Wednesday, 5 May 2010


England 2009. Gangs of feral teens rule our streets, with guns, knives and alcohol-fueled acts of violence creating abject misery for those unlucky enough to merely breathe the same air.

Meet Harry Brown: ex Marine and old aged pensioner who visits his comatose wife in hospital, and enjoys a pint with close friend Leonard (David Bradley) just to remind himself he's still alive.
We're in the East End of London here, and it soon becomes apparent that the low life scum who see the area as their 'manor' are making life hell for the residents of a squalid council estate.

When Brown (beautifully played by Michael Caine) receives an urgent call summoning him to his wife's bedside, his decision not to take a shortcut through a nearby subway costs him the chance to bid his spouse one last goodbye.
Soon, Harry's life is blighted a second time and something inside him snaps, compelling him to wage a one-man war on the hoodlums who frequent the shadowy depths of the subway, and regularly invade the homes of frightened citizens.
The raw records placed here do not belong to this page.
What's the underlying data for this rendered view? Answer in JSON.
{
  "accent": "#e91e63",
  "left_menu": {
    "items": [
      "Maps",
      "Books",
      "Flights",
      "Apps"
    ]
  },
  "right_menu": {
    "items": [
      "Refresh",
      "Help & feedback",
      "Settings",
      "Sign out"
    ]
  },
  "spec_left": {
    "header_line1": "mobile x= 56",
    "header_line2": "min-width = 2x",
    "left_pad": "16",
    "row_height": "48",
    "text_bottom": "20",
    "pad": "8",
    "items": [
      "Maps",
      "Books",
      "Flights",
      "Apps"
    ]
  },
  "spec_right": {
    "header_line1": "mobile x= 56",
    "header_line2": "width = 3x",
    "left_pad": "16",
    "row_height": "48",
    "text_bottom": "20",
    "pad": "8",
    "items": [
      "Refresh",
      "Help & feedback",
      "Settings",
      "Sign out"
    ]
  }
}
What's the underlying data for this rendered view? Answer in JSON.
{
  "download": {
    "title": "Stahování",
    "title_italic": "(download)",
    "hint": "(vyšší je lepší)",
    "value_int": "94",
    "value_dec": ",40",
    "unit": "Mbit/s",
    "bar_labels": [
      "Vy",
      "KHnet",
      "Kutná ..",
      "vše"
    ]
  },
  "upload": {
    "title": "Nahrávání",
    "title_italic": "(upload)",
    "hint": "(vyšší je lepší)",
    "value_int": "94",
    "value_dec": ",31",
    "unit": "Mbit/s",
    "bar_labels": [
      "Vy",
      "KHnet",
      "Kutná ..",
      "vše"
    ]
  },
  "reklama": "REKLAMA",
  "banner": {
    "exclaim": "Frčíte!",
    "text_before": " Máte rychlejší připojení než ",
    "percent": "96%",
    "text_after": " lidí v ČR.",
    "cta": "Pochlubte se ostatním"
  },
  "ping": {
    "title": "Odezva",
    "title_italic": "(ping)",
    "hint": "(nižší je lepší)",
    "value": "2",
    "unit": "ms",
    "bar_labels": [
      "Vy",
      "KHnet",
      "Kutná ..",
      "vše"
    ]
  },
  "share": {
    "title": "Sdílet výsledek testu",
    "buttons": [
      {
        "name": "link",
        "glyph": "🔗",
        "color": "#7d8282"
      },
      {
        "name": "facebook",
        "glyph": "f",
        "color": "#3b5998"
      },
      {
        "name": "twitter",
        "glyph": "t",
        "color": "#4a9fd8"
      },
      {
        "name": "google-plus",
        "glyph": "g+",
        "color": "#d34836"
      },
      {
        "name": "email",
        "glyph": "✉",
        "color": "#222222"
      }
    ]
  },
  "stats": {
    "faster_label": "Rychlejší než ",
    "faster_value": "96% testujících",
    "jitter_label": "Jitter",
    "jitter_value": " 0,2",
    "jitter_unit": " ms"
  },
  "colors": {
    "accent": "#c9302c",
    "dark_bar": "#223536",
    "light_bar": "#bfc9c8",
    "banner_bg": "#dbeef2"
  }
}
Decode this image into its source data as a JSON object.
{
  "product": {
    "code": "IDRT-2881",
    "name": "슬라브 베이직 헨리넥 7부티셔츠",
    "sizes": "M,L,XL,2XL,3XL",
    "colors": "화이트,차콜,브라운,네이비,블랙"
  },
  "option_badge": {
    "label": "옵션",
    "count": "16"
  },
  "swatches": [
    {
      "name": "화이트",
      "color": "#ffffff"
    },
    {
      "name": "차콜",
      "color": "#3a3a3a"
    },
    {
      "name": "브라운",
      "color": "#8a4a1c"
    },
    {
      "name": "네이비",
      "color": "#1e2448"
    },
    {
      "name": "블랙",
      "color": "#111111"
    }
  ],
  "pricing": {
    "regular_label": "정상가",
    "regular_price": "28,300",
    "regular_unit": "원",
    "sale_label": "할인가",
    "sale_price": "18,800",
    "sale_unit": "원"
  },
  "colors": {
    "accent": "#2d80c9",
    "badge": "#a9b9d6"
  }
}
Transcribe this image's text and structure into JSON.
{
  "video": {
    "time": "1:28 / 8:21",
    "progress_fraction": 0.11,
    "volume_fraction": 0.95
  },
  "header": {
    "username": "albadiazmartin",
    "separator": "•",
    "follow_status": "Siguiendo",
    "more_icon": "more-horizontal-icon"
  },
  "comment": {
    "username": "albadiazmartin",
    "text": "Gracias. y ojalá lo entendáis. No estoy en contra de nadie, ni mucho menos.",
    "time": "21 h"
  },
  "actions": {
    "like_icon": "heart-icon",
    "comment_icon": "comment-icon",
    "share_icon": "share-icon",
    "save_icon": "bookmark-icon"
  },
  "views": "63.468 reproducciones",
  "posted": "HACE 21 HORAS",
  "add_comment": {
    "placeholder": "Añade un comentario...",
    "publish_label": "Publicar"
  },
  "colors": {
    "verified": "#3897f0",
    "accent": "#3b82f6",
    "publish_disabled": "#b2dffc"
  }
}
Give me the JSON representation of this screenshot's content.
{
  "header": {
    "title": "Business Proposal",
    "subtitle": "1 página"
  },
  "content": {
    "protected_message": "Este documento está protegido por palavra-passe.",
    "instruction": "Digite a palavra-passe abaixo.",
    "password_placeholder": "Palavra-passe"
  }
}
HARRY BROWN has, inevitably, drawn comparison with Clint Eastwood's powerful GRAN TORINO and it's a worthwhile comparison with Eastwood's film more measured but not necessarily more passionate. Scorsese's TAXI DRIVER may also be a nostalgic line of reference; particularly the scene where Brown is shown an array of weapons during a tense encounter in a drug dealers den.
While some of the characters in this film are none too well drawn - particularly the forces of law & order - HARRY BROWN is ultimately a hard-hitting account of the way things are in a country crying out for a drastic change in the way we deal with what are quite simply monsters. Michael Caine excels as the OAP vigilante, inspiring a whole range of emotions and, I strongly suspect, a widespread fervent wish that more Harry Brown's would rise up and conduct a much-needed spring clean of our streets.
Yes, the violence is explicit at times and the language is way past industrial but there's a real humanity in evidence that is extremely moving.


  1. Thanks for the review, Steve. It's playing here in Los Angeles, and I'm hoping to take this in (in between my attempts at dodging my children's homework and future high school meetings, that is). Thanks for this.

  2. Nice review, Steve! I'm looking forward to this one, also but I'll probably have to wait 'till DVD to check it out.

  3. Saw this one last week at an advance screening preceded by a great q & a with Sir Michael Caine. Needless to say, Caine's appearance was far more worthwhile than the film. Caine was excellent, but something was missing dramatically that needed to be there to bridge the before and after of his breaking point. His transformation into a vigilante just was not convincing as it played in the film. This film's contrivances stood out all the more because it wanted so much to be taken as the real deal. The villains were one-dimensional and forgettable, the police procedural stuff was extraneous and felt like it was out of a mediocre telefilm (poor Emily Mortimer is wasted), the climax rang false and, again, felt like bad tv.

    The scene with the drug / gun dealers was fun, but was wholly unconvincing and ridiculous in a film that wants us to believe that it's the "real deal"--a drug den with a veritable marijuana forest and overdosing underaged girl, climaxing with senior citizen Caine coming out blazing (of course, he was a war hero and killed people 50+ years before in N. Ireland). It was all so completely over-the-top and absurd that the police, no matter how inept they're supposed to be, wouldn't have stumbled upon it.

    I did like the atonal synthesizer sounds used for the soundtrack, which would not have sounded out of place in one of the countless '70s-'80s vigilante flicks, which this film alternately pays homage to / rips off. This is an exploitation film that wants to impart some important message when it should just do what it's supposed to do, which is show us young punks getting blasted by a pushed-to-the-limit old-timer.

  4. Thanks, Michael. Hope time permits you get to see it.

    Thanks, JD. Hopefully, you'll get a DVD release very soon.

    Thank you, Ned. You have raised some excellent points. I brought into Brown's transformation, though I can well see why others didn't. For me, Leonard's murder was the final straw. After all, Brown had no children to help him or confide in and his friend was just about all he had left. When the gang took Leonard from him, something snapped so I went with it.
    Fully agree re Emily. To her credit, she did the best with what she had.
    For me, the drug den came over as a tense encounter. Yes, it was OTT but sufficiently edgy to work.
    Many thanks, Ned, for taking time to post your take on the film. Some excellent observations.